The owner of a successful central Minnesota pet boarding business says he nearly fell for what the Better Business Bureau (BBB) calls a vanity awards scheme.
“When it comes to this business, people are very, very picky about where they bring their pets, “said Jeff Peters, owner of Rio Gran Pet Boarding in Hastings.
So imagine his pleasure when he received an email notifying him that Rio Gran had won the “2016 Best of Hastings Award.”
“Oh yeah, we were really excited,” Peters said. “Look what we can display on our website, look what we can put up on our counter when people come in,” he thought.
But Peters says his excitement soon gave way to disappointment when he discovered he’d have to pay $150 to claim the award.
“Pretty quickly determined that it was a scam,” he said.
“It’s just an attempt to get money out of business owners,” said local BBB spokesperson Dan Hendrickson.
The BBB warns that small businesses all across the country are being targeted with unsolicited emails notifying them they’ve been named the “Best Of” their community.
The so-called awards often have no judging criteria and no real voting by consumers, according to the BBB.
“Never buy your own award,” said Hendrickson. “You’re just paying for a trophy with your name on it.”
What’s more, the websites that claim to sponsor the awards usually disappear quickly.
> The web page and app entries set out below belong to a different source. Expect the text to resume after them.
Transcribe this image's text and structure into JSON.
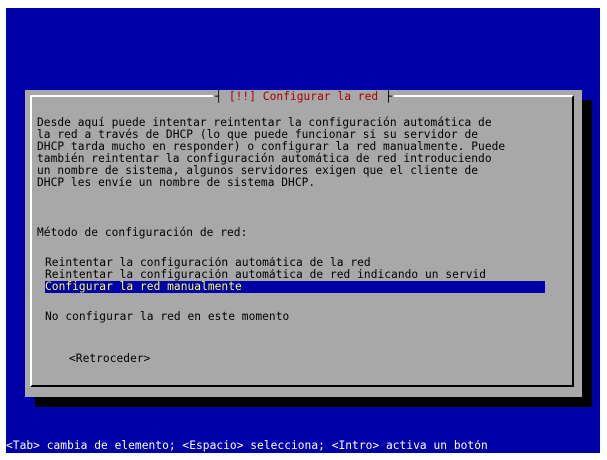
{
  "dialog": {
    "title_left": "┤",
    "title": "[!!] Configurar la red",
    "title_right": "├",
    "body": "Desde aquí puede intentar reintentar la configuración automática de\nla red a través de DHCP (lo que puede funcionar si su servidor de\nDHCP tarda mucho en responder) o configurar la red manualmente. Puede\ntambién reintentar la configuración automática de red introduciendo\nun nombre de sistema, algunos servidores exigen que el cliente de\nDHCP les envíe un nombre de sistema DHCP.",
    "prompt": "Método de configuración de red:",
    "options": [
      "Reintentar la configuración automática de la red",
      "Reintentar la configuración automática de red indicando un servid",
      "Configurar la red manualmente",
      "No configurar la red en este momento"
    ],
    "selected_index": 2,
    "back_button": "<Retroceder>"
  },
  "status_bar": "<Tab> cambia de elemento; <Espacio> selecciona; <Intro> activa un botón",
  "colors": {
    "screen_bg": "#0000a8",
    "dialog_bg": "#a8a8a8",
    "title_fg": "#a80000",
    "selected_bg": "#0000a8",
    "selected_fg": "#ffff54"
  }
}
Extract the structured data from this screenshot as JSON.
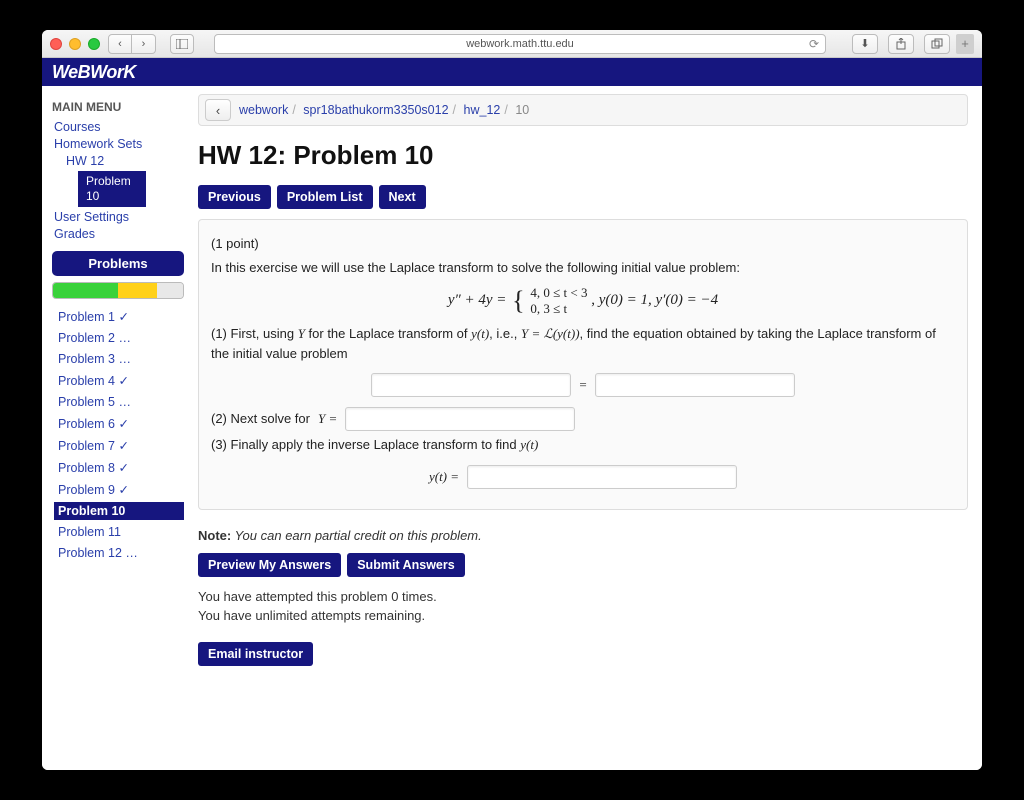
{
  "browser": {
    "url": "webwork.math.ttu.edu"
  },
  "brand": "WeBWorK",
  "sidebar": {
    "title": "MAIN MENU",
    "links": {
      "courses": "Courses",
      "hwsets": "Homework Sets",
      "hw12": "HW 12",
      "current": "Problem 10",
      "usersettings": "User Settings",
      "grades": "Grades"
    },
    "problems_header": "Problems",
    "progress": {
      "green": 50,
      "yellow": 30,
      "grey": 20
    },
    "problems": [
      {
        "label": "Problem 1",
        "mark": "✓"
      },
      {
        "label": "Problem 2",
        "mark": "…"
      },
      {
        "label": "Problem 3",
        "mark": "…"
      },
      {
        "label": "Problem 4",
        "mark": "✓"
      },
      {
        "label": "Problem 5",
        "mark": "…"
      },
      {
        "label": "Problem 6",
        "mark": "✓"
      },
      {
        "label": "Problem 7",
        "mark": "✓"
      },
      {
        "label": "Problem 8",
        "mark": "✓"
      },
      {
        "label": "Problem 9",
        "mark": "✓"
      },
      {
        "label": "Problem 10",
        "mark": ""
      },
      {
        "label": "Problem 11",
        "mark": ""
      },
      {
        "label": "Problem 12",
        "mark": "…"
      }
    ],
    "active_index": 9
  },
  "breadcrumb": {
    "parts": [
      "webwork",
      "spr18bathukorm3350s012",
      "hw_12",
      "10"
    ]
  },
  "page": {
    "title": "HW 12: Problem 10",
    "prev": "Previous",
    "list": "Problem List",
    "next": "Next",
    "points": "(1 point)",
    "intro": "In this exercise we will use the Laplace transform to solve the following initial value problem:",
    "eq_lhs": "y″ + 4y =",
    "eq_piece1": "4,   0 ≤ t < 3",
    "eq_piece2": "0,   3 ≤ t",
    "eq_comma": ",     ",
    "eq_ic": "y(0) = 1, y′(0) = −4",
    "step1a": "(1) First, using ",
    "step1b": " for the Laplace transform of ",
    "step1c": ", i.e., ",
    "step1d": ", find the equation obtained by taking the Laplace transform of the initial value problem",
    "Yvar": "Y",
    "yoft": "y(t)",
    "YeqLy": "Y = ℒ(y(t))",
    "equals": "=",
    "step2": "(2) Next solve for ",
    "Yeq": "Y =",
    "step3": "(3) Finally apply the inverse Laplace transform to find ",
    "yteq": "y(t) =",
    "note_label": "Note:",
    "note_text": " You can earn partial credit on this problem.",
    "preview": "Preview My Answers",
    "submit": "Submit Answers",
    "att1": "You have attempted this problem 0 times.",
    "att2": "You have unlimited attempts remaining.",
    "email": "Email instructor"
  }
}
That is what Hendrickson discovered when he tried to access the website that sent the award notice to Rio Gran Boarding.
“The website is gone - says the resource cannot be found,” Hendrickson said. “These awards, especially in a case like this, are nebulous and likely worthless.”
Businesses aren’t the only ones who can be fooled. Worthless awards used in advertising can also trick customers.
Copyright 2016 WFMY